“Sahara Debate” has hosted a score of public figures of several nationalities, who expressed support for Morocco’s position in Western Sahara and satisfaction with Morocco’s policy in favor of the local population in the southern regions.
Rabat – Former Malagasy Minister of Agriculture Ramanoelina Panja has joined a growing list of public figures that have publicly recognized Morocco’s sovereignty over Western Sahara in a virtual debate program.
Panja was the newest guest of “Sahara Debate,” an online talk show seeking to shed a spotlight on the Western Sahara regional conflict.
During the 18th episode of the show, Panja spoke in an eight minute video about the UN-led political process to resolve the Western Sahara conflict and Morocco’s diplomatic advancements throughout the years.
Panja, who is also a member of the Board of Directors of the Agence universitaire de la Francophonie (AUF), sought to raise awareness of the support the UN process has earned from the African Union.
He said the support is evident through the opening of diplomatic representations of several African countries in Laayoune and Dakhla.
Panja referenced Morocco’s peaceful approach to resolve the conflict since its onset, after the withdrawal of Spanish colonization from the region in 1975.
“The kingdom of Morocco has been determined to peacefully settle this dispute,” Panja said, recalling the Moroccan Autonomy Plan of 2007.
The Malagasy academic referenced Morocco’s proposal to grant the region significant autonomy within the framework of the sovereignty of Morocco. The proposal aims to reach a final solution to the decades-long dispute.
African Union support for the UN-led political process
During his online lecture, Panja spoke about the failed mediation intervention of the Organization of African Unity (OAU). This led to the initiation of the UN-led political process, which has garnered support from many African countries.
Panja then recalled the African Union’s July 2017 Decision 653 on Western Sahara.
The decision stipulates that the efforts of the African organization support those of the UN. It urges the pan-African organization and its bodies to ensure “appropriate support to the efforts of the UN Secretary-General” to reach an agreed upon and a mutually acceptable solution to end the conflict.
The decision nullified all of Polisario and Algeria’s attempts to involve the African Union, namely through a referendum, and the official hostility of some African countries in the conflict.
However, Algeria continues to express hostile vows to challenge Morocco’s territorial integrity and sovereignty over Western Sahara.
Morocco’s North African neighbor finances, supports, and hosts the Polisario Front and its militias in the Tindouf camps, where thousands of Sahrawis live under alleged dire conditions.
The Malagasy university professor said Decision 653 “reaffirms the exclusivity of the UN” to review the conflict and mediate between its parties to find a political solution.

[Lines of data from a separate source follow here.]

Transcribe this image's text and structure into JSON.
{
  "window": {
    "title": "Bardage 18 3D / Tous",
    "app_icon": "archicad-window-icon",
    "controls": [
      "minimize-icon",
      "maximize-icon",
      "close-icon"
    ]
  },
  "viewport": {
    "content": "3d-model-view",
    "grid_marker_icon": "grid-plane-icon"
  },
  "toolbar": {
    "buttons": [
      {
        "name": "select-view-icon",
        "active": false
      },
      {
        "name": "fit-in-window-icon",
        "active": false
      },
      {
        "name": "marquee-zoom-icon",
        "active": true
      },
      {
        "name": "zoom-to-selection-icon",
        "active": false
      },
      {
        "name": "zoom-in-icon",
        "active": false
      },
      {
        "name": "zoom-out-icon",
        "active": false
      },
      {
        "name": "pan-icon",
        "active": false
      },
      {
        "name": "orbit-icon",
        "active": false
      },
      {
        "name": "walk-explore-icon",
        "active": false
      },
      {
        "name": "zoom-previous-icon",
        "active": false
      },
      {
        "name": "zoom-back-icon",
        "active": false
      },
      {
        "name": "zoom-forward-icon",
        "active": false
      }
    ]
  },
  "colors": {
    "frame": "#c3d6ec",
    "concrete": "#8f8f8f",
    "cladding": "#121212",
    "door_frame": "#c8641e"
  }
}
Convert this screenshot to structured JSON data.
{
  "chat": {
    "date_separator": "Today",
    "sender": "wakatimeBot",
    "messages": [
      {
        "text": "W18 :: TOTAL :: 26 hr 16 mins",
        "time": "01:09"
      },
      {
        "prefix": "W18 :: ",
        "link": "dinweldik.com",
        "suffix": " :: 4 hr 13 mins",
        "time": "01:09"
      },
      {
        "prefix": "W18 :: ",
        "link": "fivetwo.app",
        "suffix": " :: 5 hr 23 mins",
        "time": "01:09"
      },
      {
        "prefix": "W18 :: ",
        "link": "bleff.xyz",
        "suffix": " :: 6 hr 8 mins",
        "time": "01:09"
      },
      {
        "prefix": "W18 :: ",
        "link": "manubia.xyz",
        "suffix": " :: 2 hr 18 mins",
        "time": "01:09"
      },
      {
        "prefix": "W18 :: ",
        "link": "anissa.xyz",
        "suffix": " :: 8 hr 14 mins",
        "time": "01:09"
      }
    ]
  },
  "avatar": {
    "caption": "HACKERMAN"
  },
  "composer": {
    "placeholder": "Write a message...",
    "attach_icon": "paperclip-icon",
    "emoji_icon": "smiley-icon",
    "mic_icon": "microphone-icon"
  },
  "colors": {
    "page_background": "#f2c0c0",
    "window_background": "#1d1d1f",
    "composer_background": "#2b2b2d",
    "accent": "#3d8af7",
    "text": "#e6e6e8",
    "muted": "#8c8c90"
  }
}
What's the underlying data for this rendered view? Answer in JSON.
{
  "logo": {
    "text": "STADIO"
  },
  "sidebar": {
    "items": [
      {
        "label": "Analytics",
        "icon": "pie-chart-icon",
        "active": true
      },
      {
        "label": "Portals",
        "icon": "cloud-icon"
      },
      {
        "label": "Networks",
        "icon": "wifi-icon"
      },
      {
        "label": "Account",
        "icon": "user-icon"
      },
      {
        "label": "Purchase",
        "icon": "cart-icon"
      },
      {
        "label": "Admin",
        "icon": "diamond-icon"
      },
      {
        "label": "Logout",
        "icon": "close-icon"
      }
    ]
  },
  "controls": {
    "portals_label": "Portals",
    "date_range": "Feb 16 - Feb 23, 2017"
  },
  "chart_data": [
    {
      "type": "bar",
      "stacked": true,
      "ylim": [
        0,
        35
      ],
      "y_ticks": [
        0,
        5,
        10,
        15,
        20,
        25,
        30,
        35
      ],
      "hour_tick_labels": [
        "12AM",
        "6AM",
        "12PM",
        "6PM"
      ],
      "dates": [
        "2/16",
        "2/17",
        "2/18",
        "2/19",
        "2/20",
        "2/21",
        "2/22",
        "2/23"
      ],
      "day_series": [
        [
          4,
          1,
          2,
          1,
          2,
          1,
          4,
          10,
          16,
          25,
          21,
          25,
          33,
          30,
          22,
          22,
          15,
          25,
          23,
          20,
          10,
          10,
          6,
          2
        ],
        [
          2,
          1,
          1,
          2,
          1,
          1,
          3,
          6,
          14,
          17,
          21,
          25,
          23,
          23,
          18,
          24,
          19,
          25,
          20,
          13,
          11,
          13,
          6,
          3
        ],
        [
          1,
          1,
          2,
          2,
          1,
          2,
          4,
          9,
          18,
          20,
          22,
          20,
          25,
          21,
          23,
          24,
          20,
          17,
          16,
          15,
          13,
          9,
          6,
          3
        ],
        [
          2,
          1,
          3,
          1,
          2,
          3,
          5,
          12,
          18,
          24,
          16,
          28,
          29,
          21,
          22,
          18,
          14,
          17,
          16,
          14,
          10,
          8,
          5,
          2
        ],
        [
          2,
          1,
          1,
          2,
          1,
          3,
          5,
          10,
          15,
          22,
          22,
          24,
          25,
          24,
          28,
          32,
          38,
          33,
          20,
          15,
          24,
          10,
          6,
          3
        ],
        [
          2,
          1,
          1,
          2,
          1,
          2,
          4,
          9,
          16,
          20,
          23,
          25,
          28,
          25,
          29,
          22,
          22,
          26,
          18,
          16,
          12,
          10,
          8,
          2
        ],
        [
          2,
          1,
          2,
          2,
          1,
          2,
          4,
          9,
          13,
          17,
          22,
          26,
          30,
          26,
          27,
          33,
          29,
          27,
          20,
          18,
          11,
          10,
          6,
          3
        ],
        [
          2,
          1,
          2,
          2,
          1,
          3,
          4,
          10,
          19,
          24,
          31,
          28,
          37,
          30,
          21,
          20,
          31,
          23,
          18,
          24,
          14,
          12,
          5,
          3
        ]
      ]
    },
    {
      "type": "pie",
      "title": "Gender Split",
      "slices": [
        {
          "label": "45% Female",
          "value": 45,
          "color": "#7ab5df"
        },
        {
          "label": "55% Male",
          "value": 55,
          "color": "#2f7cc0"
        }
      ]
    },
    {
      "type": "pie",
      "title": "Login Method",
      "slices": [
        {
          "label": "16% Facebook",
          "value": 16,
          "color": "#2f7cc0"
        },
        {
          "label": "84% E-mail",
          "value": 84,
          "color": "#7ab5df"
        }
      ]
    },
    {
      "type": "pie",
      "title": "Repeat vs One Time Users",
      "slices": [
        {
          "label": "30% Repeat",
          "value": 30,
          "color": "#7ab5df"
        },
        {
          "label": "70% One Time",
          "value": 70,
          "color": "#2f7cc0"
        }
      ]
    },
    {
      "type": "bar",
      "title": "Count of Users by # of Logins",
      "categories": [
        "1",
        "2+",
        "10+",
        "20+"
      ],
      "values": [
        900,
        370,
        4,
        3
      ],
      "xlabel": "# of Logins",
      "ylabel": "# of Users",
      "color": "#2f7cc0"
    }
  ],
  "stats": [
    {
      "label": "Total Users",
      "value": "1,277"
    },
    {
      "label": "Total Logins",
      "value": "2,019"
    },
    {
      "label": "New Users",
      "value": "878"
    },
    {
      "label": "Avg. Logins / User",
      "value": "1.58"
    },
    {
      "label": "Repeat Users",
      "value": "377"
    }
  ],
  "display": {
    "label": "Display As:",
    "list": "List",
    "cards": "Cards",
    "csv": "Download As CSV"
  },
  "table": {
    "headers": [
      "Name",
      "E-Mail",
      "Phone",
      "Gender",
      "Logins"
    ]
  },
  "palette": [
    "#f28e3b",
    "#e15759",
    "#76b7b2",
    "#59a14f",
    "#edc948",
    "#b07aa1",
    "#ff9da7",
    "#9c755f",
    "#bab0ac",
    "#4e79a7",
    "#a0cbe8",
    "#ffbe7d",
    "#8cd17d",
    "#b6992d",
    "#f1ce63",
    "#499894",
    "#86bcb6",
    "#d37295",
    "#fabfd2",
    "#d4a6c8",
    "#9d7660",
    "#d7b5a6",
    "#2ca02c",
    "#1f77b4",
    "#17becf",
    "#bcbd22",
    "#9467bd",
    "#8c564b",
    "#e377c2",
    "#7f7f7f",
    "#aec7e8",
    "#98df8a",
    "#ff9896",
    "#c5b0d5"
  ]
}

In addition to the first AU decision, Panja also recalled the “important 693 decision” that the AU Assembly of Heads of State and Government adopted in 2018, expressing the commitment of the AU to the UN-led political process.
Growing support for Morocco’s position
In addition to the decisions adopted by the pan-African bodies, the Malagasy political figure recalled the Marrakech Ministerial Conference of March 2019. The conference marked the participation of 37 African countries from the five sub-regions of the continent and centered on AU support for the UN-led process regarding Western Sahara.
Less than a year later, in February 2020, AU Commission Chairperson Moussa Faki reiterated the African support for the UN-led political process.
Through recalling the AU and UN developments regarding the conflict, Panja sought to highlight the “growing evolution of support in Africa and in the world” in favor of Morocco’s position.
The former official said that more than 30 AU member states support Morocco’s territorial integrity and sovereignty over Western Sahara.
In addition to Panja, several other public figures from across the world have spoken on “Sahara Debate” about the nuances of the conflict, as well as the diplomatic wins Morocco has achieved at the international level with regards to the Western Sahara question.
On June 25, the show featured Firmin C. Kinzounza, one of the 10 experts in charge of the AU’s Recruitment and Selection System, speaking of Morocco’s development projects in Western Sahara.
The expert expressed satisfaction with Morocco’s development approach in favor of the region’s population in accordance with international law.
“It is this approach that the Kingdom of Morocco follows in its policy of valuing the natural resources of the Moroccan Sahara,” said the Congolese academic.